▸ Task requirements:
Give back the entire listing exactly as it was provided.

▸ Material supplied:
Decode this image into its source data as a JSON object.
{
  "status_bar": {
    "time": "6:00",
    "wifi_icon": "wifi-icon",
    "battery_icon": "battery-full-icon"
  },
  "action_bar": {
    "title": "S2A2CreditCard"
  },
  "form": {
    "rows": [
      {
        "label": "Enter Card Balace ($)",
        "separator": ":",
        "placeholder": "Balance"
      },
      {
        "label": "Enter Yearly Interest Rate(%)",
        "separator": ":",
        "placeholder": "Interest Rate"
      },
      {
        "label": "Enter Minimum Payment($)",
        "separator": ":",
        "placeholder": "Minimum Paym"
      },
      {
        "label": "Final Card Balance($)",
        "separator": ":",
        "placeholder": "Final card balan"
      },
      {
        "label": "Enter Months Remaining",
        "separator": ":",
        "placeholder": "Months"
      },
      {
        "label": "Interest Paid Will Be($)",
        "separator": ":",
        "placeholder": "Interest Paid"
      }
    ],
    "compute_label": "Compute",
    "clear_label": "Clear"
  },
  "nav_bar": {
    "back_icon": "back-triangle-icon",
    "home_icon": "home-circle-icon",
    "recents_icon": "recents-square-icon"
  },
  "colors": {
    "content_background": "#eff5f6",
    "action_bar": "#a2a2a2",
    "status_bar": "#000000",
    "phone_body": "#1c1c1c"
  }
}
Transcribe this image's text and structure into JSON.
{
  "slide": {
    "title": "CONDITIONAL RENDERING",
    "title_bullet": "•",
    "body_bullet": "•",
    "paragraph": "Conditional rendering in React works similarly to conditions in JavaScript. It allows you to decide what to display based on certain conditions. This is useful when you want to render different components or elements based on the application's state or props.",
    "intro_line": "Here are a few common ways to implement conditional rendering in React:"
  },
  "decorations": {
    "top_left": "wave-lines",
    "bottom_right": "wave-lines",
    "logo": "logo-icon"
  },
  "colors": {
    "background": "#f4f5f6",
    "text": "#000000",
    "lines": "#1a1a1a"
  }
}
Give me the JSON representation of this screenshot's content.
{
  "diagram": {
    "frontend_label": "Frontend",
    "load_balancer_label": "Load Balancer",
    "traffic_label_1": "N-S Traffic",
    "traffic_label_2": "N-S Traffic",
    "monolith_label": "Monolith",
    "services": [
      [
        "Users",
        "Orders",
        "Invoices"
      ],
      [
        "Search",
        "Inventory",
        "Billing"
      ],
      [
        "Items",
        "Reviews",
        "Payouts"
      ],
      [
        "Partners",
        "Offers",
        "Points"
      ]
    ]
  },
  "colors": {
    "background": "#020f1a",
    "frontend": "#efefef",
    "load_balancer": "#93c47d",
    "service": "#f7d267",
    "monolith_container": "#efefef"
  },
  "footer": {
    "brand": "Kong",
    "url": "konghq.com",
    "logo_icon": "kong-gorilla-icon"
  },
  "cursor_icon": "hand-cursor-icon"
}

▸ Task solution:
Decode this image into its source data as a JSON object.
{
  "status_bar": {
    "time": "6:00",
    "wifi_icon": "wifi-icon",
    "battery_icon": "battery-full-icon"
  },
  "action_bar": {
    "title": "S2A2CreditCard"
  },
  "form": {
    "rows": [
      {
        "label": "Enter Card Balace ($)",
        "separator": ":",
        "placeholder": "Balance"
      },
      {
        "label": "Enter Yearly Interest Rate(%)",
        "separator": ":",
        "placeholder": "Interest Rate"
      },
      {
        "label": "Enter Minimum Payment($)",
        "separator": ":",
        "placeholder": "Minimum Paym"
      },
      {
        "label": "Final Card Balance($)",
        "separator": ":",
        "placeholder": "Final card balan"
      },
      {
        "label": "Enter Months Remaining",
        "separator": ":",
        "placeholder": "Months"
      },
      {
        "label": "Interest Paid Will Be($)",
        "separator": ":",
        "placeholder": "Interest Paid"
      }
    ],
    "compute_label": "Compute",
    "clear_label": "Clear"
  },
  "nav_bar": {
    "back_icon": "back-triangle-icon",
    "home_icon": "home-circle-icon",
    "recents_icon": "recents-square-icon"
  },
  "colors": {
    "content_background": "#eff5f6",
    "action_bar": "#a2a2a2",
    "status_bar": "#000000",
    "phone_body": "#1c1c1c"
  }
}
Transcribe this image's text and structure into JSON.
{
  "slide": {
    "title": "CONDITIONAL RENDERING",
    "title_bullet": "•",
    "body_bullet": "•",
    "paragraph": "Conditional rendering in React works similarly to conditions in JavaScript. It allows you to decide what to display based on certain conditions. This is useful when you want to render different components or elements based on the application's state or props.",
    "intro_line": "Here are a few common ways to implement conditional rendering in React:"
  },
  "decorations": {
    "top_left": "wave-lines",
    "bottom_right": "wave-lines",
    "logo": "logo-icon"
  },
  "colors": {
    "background": "#f4f5f6",
    "text": "#000000",
    "lines": "#1a1a1a"
  }
}
Give me the JSON representation of this screenshot's content.
{
  "diagram": {
    "frontend_label": "Frontend",
    "load_balancer_label": "Load Balancer",
    "traffic_label_1": "N-S Traffic",
    "traffic_label_2": "N-S Traffic",
    "monolith_label": "Monolith",
    "services": [
      [
        "Users",
        "Orders",
        "Invoices"
      ],
      [
        "Search",
        "Inventory",
        "Billing"
      ],
      [
        "Items",
        "Reviews",
        "Payouts"
      ],
      [
        "Partners",
        "Offers",
        "Points"
      ]
    ]
  },
  "colors": {
    "background": "#020f1a",
    "frontend": "#efefef",
    "load_balancer": "#93c47d",
    "service": "#f7d267",
    "monolith_container": "#efefef"
  },
  "footer": {
    "brand": "Kong",
    "url": "konghq.com",
    "logo_icon": "kong-gorilla-icon"
  },
  "cursor_icon": "hand-cursor-icon"
}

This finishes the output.